“I wanted to become a famous fashion photographer because that way I would be able to meet the most beautiful women in Cuba,” Korda said. His first challenge was to find models in Cuba whose physiques resembled that which he saw on the pages of Vogue and Harper’s Bazaar. “I had great difficulty finding a woman with classic lines…finally I met Norka,” he said, with whom he produced his most iconic fashion photographs. His three main models, Nidia Rios, Norka (Natalia Méndez) and Norma Martínez, all had European-looking features, which lent themselves to the particular aesthetic of beauty that Korda wanted to achieve. Korda quickly took command of the genre and became Cuba’s premier fashion photographer, often being referred to as the Cuban (Richard) Avedon.
The role of fashion in Cuba drastically changed after Fidel Castro seized power in 1959. After Castro called for a “love of that which is ours, of our Patria, of our things,” Cuban became the dominant fashion motif. Cotton replaced Dacron as the fabric of choice and clothes bore a “Made in Cuba” label. The changing political and social climate can be seen reflected in Korda’s photographs from this period. Korda infused the conventions of fashion photography already established by Cecil Beaton, Irving Penn and Erwin Blumenfield with a Caribbean aesthetic, one that was distinctly Cuban.
On March 5, 1960, Korda shot the iconic photo of Che Guevara while photographing the public funeral of the victims of the bombing of the Belgian ship La Coubre with his Leica M2 camera, 90mm lens and Kodak Plus-X Pan film. “The Che photograph is a fashion photograph,” said former model Nidia Rios. Korda agreed that his images of the Revolution share the same sense of beauty as his fashion photography. “A man who develops a work like mine is always dedicated to something he loves,” he said. “I did that from the very beginning. I have loved the beauty of women as much as the beauty of those men who led the Revolution. The beauty of those men is not only aesthetic but also moral. Loving, as I did, the work I made with men like Castro and Che Guevara, you can see the similarities between both types of photography.”
Korda’s studio was nationalized on March 14, 1968, and all of his negatives were confiscated and removed to an undisclosed location.

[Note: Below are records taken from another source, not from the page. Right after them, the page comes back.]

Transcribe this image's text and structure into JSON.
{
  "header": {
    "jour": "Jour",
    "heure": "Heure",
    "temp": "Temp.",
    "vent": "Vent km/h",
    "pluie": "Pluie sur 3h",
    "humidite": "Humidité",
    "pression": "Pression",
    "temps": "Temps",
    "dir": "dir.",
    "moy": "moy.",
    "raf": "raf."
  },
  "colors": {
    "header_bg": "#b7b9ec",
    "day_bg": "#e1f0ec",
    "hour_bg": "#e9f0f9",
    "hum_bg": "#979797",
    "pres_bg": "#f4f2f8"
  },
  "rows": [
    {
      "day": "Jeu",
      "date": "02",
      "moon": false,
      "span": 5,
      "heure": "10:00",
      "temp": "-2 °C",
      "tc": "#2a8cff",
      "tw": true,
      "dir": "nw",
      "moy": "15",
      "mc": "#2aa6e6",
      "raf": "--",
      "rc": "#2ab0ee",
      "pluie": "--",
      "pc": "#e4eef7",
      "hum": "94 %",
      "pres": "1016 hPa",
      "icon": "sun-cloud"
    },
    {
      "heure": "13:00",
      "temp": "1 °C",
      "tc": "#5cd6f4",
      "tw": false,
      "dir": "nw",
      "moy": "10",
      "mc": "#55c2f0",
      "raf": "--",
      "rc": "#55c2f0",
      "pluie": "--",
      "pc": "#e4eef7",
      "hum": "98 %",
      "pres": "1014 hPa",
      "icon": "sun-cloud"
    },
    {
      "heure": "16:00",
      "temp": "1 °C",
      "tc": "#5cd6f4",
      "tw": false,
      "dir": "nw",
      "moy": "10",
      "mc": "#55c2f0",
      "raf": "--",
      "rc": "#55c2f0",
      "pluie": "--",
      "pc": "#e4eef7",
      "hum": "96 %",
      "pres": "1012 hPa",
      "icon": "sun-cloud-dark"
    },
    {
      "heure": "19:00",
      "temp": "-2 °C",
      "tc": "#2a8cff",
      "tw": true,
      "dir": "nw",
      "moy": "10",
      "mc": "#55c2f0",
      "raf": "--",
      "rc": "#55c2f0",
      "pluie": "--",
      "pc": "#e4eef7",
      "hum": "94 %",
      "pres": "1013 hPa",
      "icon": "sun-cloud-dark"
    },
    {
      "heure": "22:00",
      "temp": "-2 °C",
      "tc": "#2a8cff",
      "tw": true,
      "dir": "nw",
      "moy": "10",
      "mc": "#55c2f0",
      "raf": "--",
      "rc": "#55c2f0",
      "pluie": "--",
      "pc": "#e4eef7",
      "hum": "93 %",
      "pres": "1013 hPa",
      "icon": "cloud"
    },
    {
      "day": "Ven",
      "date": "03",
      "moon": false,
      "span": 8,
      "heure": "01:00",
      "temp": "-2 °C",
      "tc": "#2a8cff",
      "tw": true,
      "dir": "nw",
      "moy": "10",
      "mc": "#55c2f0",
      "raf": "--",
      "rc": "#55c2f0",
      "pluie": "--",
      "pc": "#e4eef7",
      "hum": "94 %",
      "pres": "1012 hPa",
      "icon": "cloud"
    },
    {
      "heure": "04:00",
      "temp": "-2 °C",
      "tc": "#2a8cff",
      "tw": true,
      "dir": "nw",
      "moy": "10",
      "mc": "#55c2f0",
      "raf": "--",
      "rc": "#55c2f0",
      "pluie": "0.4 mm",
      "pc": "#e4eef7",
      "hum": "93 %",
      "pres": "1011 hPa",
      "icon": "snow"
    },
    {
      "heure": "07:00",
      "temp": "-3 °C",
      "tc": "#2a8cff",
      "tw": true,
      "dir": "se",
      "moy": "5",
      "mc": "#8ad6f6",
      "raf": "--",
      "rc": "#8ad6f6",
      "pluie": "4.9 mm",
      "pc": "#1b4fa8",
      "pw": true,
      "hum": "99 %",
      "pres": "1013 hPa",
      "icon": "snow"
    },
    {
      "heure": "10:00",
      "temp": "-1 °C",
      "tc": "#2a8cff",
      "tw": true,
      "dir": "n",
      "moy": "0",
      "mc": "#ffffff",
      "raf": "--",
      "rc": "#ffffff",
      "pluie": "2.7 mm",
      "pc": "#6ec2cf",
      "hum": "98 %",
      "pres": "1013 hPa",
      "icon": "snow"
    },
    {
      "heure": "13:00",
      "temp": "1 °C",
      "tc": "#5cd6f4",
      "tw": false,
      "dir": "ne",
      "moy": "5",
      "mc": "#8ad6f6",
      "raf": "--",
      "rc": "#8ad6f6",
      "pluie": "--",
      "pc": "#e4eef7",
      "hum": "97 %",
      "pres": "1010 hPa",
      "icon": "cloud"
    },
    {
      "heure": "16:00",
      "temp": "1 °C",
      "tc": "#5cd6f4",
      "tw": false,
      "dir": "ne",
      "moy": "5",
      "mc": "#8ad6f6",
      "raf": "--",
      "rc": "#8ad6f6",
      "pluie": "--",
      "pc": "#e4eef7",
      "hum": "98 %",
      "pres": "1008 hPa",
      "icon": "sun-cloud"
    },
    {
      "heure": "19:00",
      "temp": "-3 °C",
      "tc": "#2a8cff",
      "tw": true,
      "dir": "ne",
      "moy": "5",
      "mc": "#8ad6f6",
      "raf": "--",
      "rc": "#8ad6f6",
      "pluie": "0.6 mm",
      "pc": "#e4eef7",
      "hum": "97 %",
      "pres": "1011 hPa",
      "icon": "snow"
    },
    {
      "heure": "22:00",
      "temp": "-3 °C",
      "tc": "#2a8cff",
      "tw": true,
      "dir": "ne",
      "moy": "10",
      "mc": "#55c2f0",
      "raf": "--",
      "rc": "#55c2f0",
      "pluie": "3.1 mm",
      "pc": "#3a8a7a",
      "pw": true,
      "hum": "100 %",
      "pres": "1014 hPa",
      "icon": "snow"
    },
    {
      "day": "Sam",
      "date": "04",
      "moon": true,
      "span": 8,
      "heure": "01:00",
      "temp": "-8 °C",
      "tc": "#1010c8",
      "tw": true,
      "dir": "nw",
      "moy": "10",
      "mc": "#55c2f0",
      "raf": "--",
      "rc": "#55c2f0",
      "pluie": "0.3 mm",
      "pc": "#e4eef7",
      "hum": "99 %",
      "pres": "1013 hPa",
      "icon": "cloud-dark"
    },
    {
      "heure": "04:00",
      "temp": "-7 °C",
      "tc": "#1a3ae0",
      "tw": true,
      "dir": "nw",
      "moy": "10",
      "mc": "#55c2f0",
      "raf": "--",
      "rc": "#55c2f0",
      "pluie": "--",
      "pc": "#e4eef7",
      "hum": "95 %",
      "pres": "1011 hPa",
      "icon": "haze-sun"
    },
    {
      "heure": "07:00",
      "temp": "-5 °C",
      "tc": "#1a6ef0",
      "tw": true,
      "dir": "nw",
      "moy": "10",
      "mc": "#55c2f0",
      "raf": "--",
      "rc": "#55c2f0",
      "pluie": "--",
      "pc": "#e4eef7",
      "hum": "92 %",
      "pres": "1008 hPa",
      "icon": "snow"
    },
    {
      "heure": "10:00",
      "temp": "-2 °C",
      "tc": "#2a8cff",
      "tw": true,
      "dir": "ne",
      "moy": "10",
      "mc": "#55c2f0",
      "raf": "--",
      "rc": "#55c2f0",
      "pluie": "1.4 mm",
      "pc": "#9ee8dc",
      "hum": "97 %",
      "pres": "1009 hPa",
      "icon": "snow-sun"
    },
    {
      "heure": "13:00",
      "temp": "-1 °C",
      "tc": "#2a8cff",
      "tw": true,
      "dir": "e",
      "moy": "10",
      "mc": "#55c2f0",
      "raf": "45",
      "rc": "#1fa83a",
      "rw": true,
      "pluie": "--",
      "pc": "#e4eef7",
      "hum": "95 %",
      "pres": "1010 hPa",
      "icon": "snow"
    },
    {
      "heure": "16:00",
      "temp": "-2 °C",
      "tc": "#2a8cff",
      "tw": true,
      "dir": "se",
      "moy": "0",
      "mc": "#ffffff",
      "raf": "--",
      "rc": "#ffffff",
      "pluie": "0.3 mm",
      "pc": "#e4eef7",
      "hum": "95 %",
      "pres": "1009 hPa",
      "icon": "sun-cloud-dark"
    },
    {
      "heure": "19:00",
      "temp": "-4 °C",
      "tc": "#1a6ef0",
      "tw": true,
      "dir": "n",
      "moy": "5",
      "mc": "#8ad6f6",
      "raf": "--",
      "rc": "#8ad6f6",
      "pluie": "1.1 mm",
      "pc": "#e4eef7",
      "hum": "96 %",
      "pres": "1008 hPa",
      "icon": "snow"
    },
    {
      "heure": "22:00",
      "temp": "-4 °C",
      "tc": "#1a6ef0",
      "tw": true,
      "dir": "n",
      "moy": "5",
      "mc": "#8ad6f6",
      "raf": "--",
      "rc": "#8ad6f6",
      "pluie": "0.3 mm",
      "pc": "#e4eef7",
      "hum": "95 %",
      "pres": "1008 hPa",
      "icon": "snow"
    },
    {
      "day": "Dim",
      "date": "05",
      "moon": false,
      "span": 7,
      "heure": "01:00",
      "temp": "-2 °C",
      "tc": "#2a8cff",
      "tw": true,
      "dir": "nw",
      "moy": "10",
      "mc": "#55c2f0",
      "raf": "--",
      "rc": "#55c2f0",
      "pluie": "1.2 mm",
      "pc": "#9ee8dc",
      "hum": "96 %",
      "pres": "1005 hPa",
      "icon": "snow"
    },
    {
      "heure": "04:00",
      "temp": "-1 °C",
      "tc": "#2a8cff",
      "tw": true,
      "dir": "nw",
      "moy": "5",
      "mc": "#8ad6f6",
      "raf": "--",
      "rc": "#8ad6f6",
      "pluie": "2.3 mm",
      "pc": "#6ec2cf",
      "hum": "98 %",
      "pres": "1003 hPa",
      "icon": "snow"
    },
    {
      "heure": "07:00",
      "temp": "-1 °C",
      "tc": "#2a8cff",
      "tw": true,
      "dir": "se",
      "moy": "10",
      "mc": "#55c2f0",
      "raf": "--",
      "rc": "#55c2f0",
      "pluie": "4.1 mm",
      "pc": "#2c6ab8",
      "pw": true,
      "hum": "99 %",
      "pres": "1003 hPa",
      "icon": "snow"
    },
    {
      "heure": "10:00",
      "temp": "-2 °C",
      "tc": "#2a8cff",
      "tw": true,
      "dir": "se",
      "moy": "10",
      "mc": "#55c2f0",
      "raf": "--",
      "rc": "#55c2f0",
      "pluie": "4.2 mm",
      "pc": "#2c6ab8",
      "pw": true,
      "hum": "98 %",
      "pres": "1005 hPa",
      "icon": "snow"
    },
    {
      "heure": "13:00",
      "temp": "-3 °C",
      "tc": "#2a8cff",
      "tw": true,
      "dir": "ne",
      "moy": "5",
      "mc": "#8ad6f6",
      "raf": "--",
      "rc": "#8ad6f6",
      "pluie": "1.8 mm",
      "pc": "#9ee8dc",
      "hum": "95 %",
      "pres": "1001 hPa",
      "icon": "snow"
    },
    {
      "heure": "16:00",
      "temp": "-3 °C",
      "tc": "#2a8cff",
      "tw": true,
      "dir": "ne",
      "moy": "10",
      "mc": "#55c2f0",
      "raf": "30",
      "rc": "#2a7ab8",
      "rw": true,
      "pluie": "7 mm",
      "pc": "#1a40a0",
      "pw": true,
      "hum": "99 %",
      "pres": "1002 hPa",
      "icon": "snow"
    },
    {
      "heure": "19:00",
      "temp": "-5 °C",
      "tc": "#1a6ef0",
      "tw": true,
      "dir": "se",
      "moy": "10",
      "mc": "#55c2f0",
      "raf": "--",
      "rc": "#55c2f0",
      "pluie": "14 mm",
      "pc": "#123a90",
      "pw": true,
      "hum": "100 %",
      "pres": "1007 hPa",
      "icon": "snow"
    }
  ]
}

It is believed that only his negatives from the Cuban revolution have been preserved and the others, particularly those of elitist fashion, were tossed or destroyed. The photographer died in 2001 at the age of 72.
Foothill’s Korda Moda exhibition and accompanying catalog were done in 2013 in celebration of Korda’s 85th and Norka’s 75th birthdays, held respectively on Sept. 14 and Oct. 23, 2013.
The exhibit is located in the KCI Gallery at Foothill College in Los Altos Hills. The KCI Gallery is open Mondays–Fridays, 7:30 a.m. to 8:30 p.m. and Saturdays, 9 a.m. to 5 p.m. The gallery is closed Sundays and Nov. 11 and Nov. 28.
Parking Lot 4 provides best access to the KCI Gallery. Visitors must purchase a parking permit for $3 from dispensers in any student parking lot. Dispensers accept one-dollar bills and quarters; bring exact change. Foothill College is located off I-280 on El Monte Road in Los Altos Hills. For more information, view the exhibit blog at KordaModa.wordpress.com.